The Erlang formula has stood the test of time in providing a framework to predict staffing requirements for optimal operational efficiency in contact centers.
There is no denying that it is a tried and tested predictor for linear customer journeys, but does it have the flexibility to remain accurate when even the slightest complexity comes into play along a customer journey?
It’s been suggested that the formula is now ineffective in contact centres with more complicated workflows, often over-estimating staffing requirements by as much as 60-70 per cent. However, worryingly, there is still a propensity of reliance on the formula in new and existing prediction software within the industry.
This doesn’t need to be the case, as new approaches in digital simulation are removing the restrictions of the formula to instead develop very realistic models of how a contact centre operates in the real world, incorporating randomness and variety.
To illustrate this point, let’s discuss five scenarios when the Erlang formula won’t help you:
1. Fixed time blocks: Over-estimating capacity needs occurs when using the formula because of the restrictive parameters of using defined blocks of time in which calls can take place. Let’s say that a call comes in at 15:57 and runs until 16:09. An Erlang formula that is set on ten minute blocks will account for this call as running over two blocks, from 15:50 – 15:59, and from 16:00 – 16:09; a ‘12 minute call’ registers as an ‘up to 20 minute call’.
2. Feedback loops: Once a single customer abandons a call and then dials back in, the formula means that they become two separate data points when in reality they are only one. This creates a double data feedback loop that immediately makes the prediction inaccurate. Add to this that there will be a range of time distributions before a caller tries again, whether it’s 30 seconds later or the next day, and the predictions from the formula are once again inaccurate against the real world.
3. Case management: When the complexity of an enquiry increases it often needs numerous individual call operators to help from different departments. The formula makes no allowance for such a prevalent occurrence. As soon as a call is passed to another department the resource use increases but isn’t tracked by the formula. For larger global brands, complexity will multiply further when they require planning across multi-site, multi-lingual and multi-purpose contact centres to all cater to a single brand user experience.

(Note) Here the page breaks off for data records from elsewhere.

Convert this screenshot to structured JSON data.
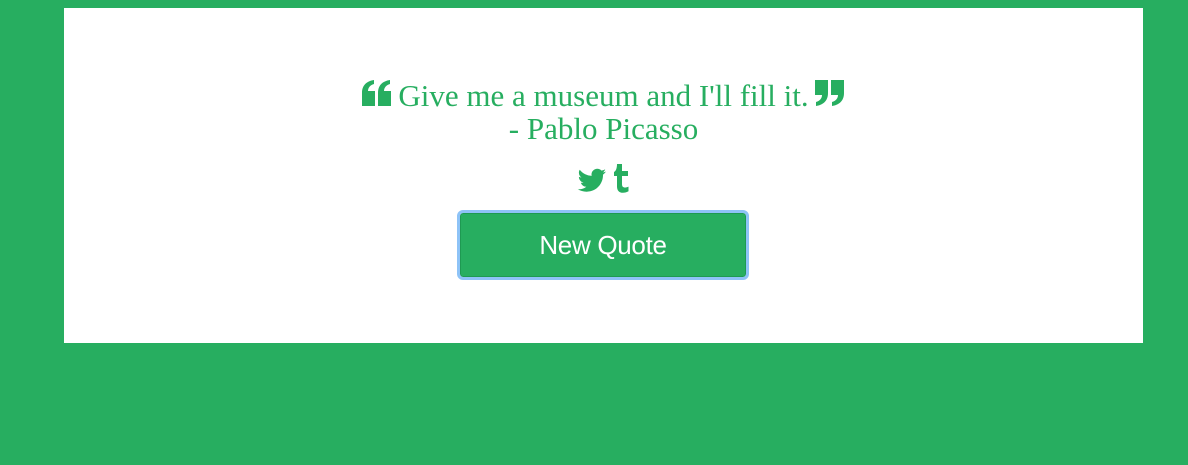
{
  "quote": {
    "text": "Give me a museum and I'll fill it.",
    "author": "- Pablo Picasso",
    "open_mark_icon": "quote-left-icon",
    "close_mark_icon": "quote-right-icon"
  },
  "share": {
    "twitter_icon": "twitter-icon",
    "tumblr_icon": "tumblr-icon"
  },
  "actions": {
    "new_quote_label": "New Quote"
  },
  "colors": {
    "background": "#27ae60",
    "card": "#ffffff",
    "accent": "#27ae60",
    "focus_ring": "#8ec3f7"
  }
}
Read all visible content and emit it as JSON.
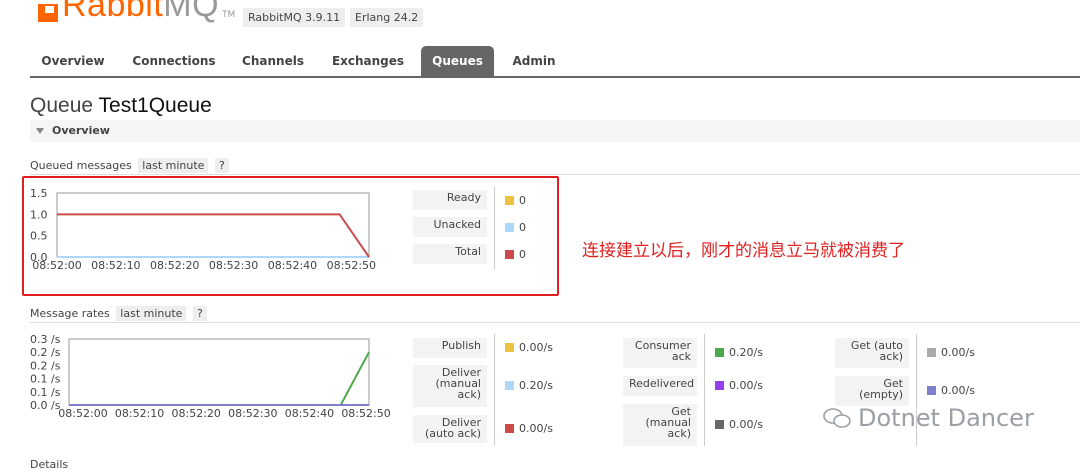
{
  "header": {
    "logo_text_a": "Rabbit",
    "logo_text_b": "MQ",
    "logo_tm": "TM",
    "rabbitmq_version": "RabbitMQ 3.9.11",
    "erlang_version": "Erlang 24.2"
  },
  "tabs": [
    {
      "label": "Overview"
    },
    {
      "label": "Connections"
    },
    {
      "label": "Channels"
    },
    {
      "label": "Exchanges"
    },
    {
      "label": "Queues",
      "active": true
    },
    {
      "label": "Admin"
    }
  ],
  "page": {
    "title_prefix": "Queue",
    "queue_name": "Test1Queue",
    "section_label": "Overview",
    "details_label": "Details"
  },
  "queued_messages": {
    "label": "Queued messages",
    "range": "last minute",
    "help": "?",
    "legend": [
      {
        "label": "Ready",
        "value": "0",
        "color": "#edc240"
      },
      {
        "label": "Unacked",
        "value": "0",
        "color": "#afd8f8"
      },
      {
        "label": "Total",
        "value": "0",
        "color": "#cb4b4b"
      }
    ]
  },
  "message_rates": {
    "label": "Message rates",
    "range": "last minute",
    "help": "?",
    "legend_col1": [
      {
        "label_lines": [
          "Publish"
        ],
        "value": "0.00/s",
        "color": "#edc240"
      },
      {
        "label_lines": [
          "Deliver",
          "(manual",
          "ack)"
        ],
        "value": "0.20/s",
        "color": "#afd8f8"
      },
      {
        "label_lines": [
          "Deliver",
          "(auto ack)"
        ],
        "value": "0.00/s",
        "color": "#cb4b4b"
      }
    ],
    "legend_col2": [
      {
        "label_lines": [
          "Consumer",
          "ack"
        ],
        "value": "0.20/s",
        "color": "#4da74d"
      },
      {
        "label_lines": [
          "Redelivered"
        ],
        "value": "0.00/s",
        "color": "#9440ed"
      },
      {
        "label_lines": [
          "Get",
          "(manual",
          "ack)"
        ],
        "value": "0.00/s",
        "color": "#666666"
      }
    ],
    "legend_col3": [
      {
        "label_lines": [
          "Get (auto",
          "ack)"
        ],
        "value": "0.00/s",
        "color": "#aaaaaa"
      },
      {
        "label_lines": [
          "Get",
          "(empty)"
        ],
        "value": "0.00/s",
        "color": "#7f7fcc"
      }
    ]
  },
  "annotation": "连接建立以后，刚才的消息立马就被消费了",
  "watermark": "Dotnet Dancer",
  "chart_data": [
    {
      "type": "line",
      "title": "Queued messages",
      "x": [
        "08:52:00",
        "08:52:10",
        "08:52:20",
        "08:52:30",
        "08:52:40",
        "08:52:50"
      ],
      "y_ticks": [
        "0.0",
        "0.5",
        "1.0",
        "1.5"
      ],
      "ylim": [
        0,
        1.5
      ],
      "xlim_seconds": [
        0,
        53
      ],
      "series": [
        {
          "name": "Ready",
          "color": "#edc240",
          "points": [
            [
              0,
              0
            ],
            [
              53,
              0
            ]
          ]
        },
        {
          "name": "Unacked",
          "color": "#afd8f8",
          "points": [
            [
              0,
              0
            ],
            [
              53,
              0
            ]
          ]
        },
        {
          "name": "Total",
          "color": "#cb4b4b",
          "points": [
            [
              0,
              1
            ],
            [
              48,
              1
            ],
            [
              53,
              0
            ]
          ]
        }
      ]
    },
    {
      "type": "line",
      "title": "Message rates",
      "x": [
        "08:52:00",
        "08:52:10",
        "08:52:20",
        "08:52:30",
        "08:52:40",
        "08:52:50"
      ],
      "y_ticks": [
        "0.0 /s",
        "0.1 /s",
        "0.1 /s",
        "0.2 /s",
        "0.2 /s",
        "0.3 /s"
      ],
      "ylim": [
        0,
        0.25
      ],
      "xlim_seconds": [
        0,
        53
      ],
      "series": [
        {
          "name": "Consumer ack",
          "color": "#4da74d",
          "points": [
            [
              0,
              0
            ],
            [
              48,
              0
            ],
            [
              53,
              0.2
            ]
          ]
        },
        {
          "name": "Deliver (manual ack)",
          "color": "#afd8f8",
          "points": [
            [
              0,
              0
            ],
            [
              53,
              0
            ]
          ]
        },
        {
          "name": "Get (empty)",
          "color": "#7f7fcc",
          "points": [
            [
              0,
              0
            ],
            [
              53,
              0
            ]
          ]
        }
      ]
    }
  ]
}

4. Firefighting: The formula may allow for planning around typical peak calls times, such as first thing in the morning or over a lunch period, with the intention to shift resources accordingly. A common occurrence when a contact centre houses several different departments in one place, however, is to use a strategy of shifting resources around to firefight any unexpected and overwhelming spikes in demand as well. Unfortunately, while it resolves an issue in the short term, it can also create knock-on problems. Repeating the strategy means that the problem is just being shifted and chased around, resulting in constant firefighting. A better strategy is to incorporate these additional random spikes into planning by building them into a digital simulation model.

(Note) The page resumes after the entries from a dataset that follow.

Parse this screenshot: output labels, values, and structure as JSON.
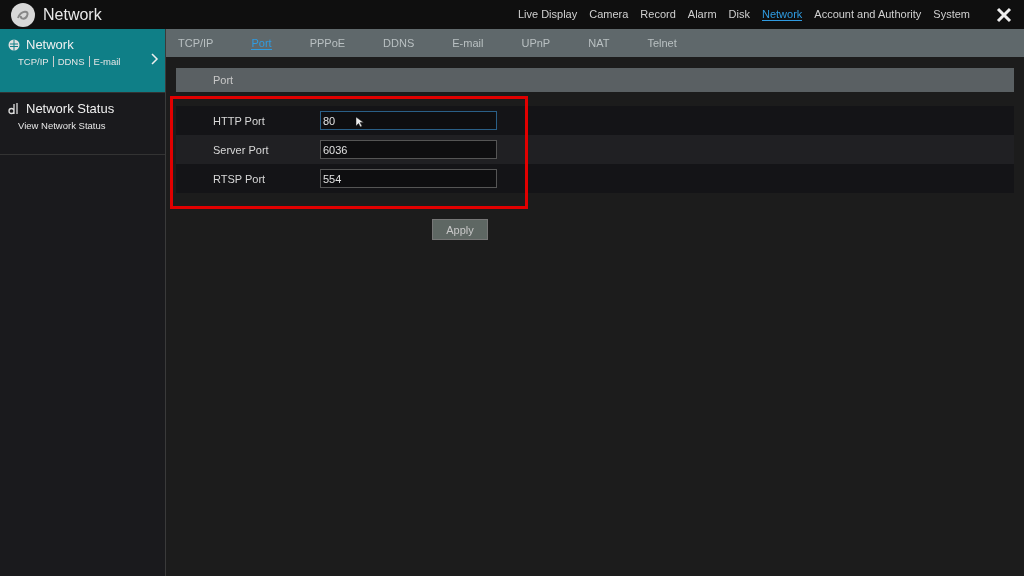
{
  "header": {
    "title": "Network",
    "menu": [
      {
        "label": "Live Display",
        "selected": false
      },
      {
        "label": "Camera",
        "selected": false
      },
      {
        "label": "Record",
        "selected": false
      },
      {
        "label": "Alarm",
        "selected": false
      },
      {
        "label": "Disk",
        "selected": false
      },
      {
        "label": "Network",
        "selected": true
      },
      {
        "label": "Account and Authority",
        "selected": false
      },
      {
        "label": "System",
        "selected": false
      }
    ]
  },
  "sidebar": {
    "items": [
      {
        "kind": "globe",
        "title": "Network",
        "subitems": [
          "TCP/IP",
          "DDNS",
          "E-mail"
        ],
        "selected": true
      },
      {
        "kind": "status",
        "title": "Network Status",
        "subitems": [
          "View Network Status"
        ],
        "selected": false
      }
    ]
  },
  "tabs": [
    {
      "label": "TCP/IP",
      "selected": false
    },
    {
      "label": "Port",
      "selected": true
    },
    {
      "label": "PPPoE",
      "selected": false
    },
    {
      "label": "DDNS",
      "selected": false
    },
    {
      "label": "E-mail",
      "selected": false
    },
    {
      "label": "UPnP",
      "selected": false
    },
    {
      "label": "NAT",
      "selected": false
    },
    {
      "label": "Telnet",
      "selected": false
    }
  ],
  "section": {
    "title": "Port",
    "highlighted": true,
    "fields": [
      {
        "label": "HTTP Port",
        "value": "80",
        "focused": true
      },
      {
        "label": "Server Port",
        "value": "6036",
        "focused": false
      },
      {
        "label": "RTSP Port",
        "value": "554",
        "focused": false
      }
    ]
  },
  "buttons": [
    "Apply"
  ]
}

5. Staff experience: The formula makes no allowances for variations in experience and competency levels within the workforce. A new starter and a highly experienced call hander are an identical data point.
The simplicity of the formula has served contact centres well in the past, but in today’s modern world where we have the technology available and grasp of data to evolve this forecasting method into more realistic process analytics, it would be foolish not to adopt and take advantage of these helpful tools.
About the Author
Liam Hastie is a business consultant at Simul8 and an expert in call centre capacity planning that uses advanced digital simulation technology.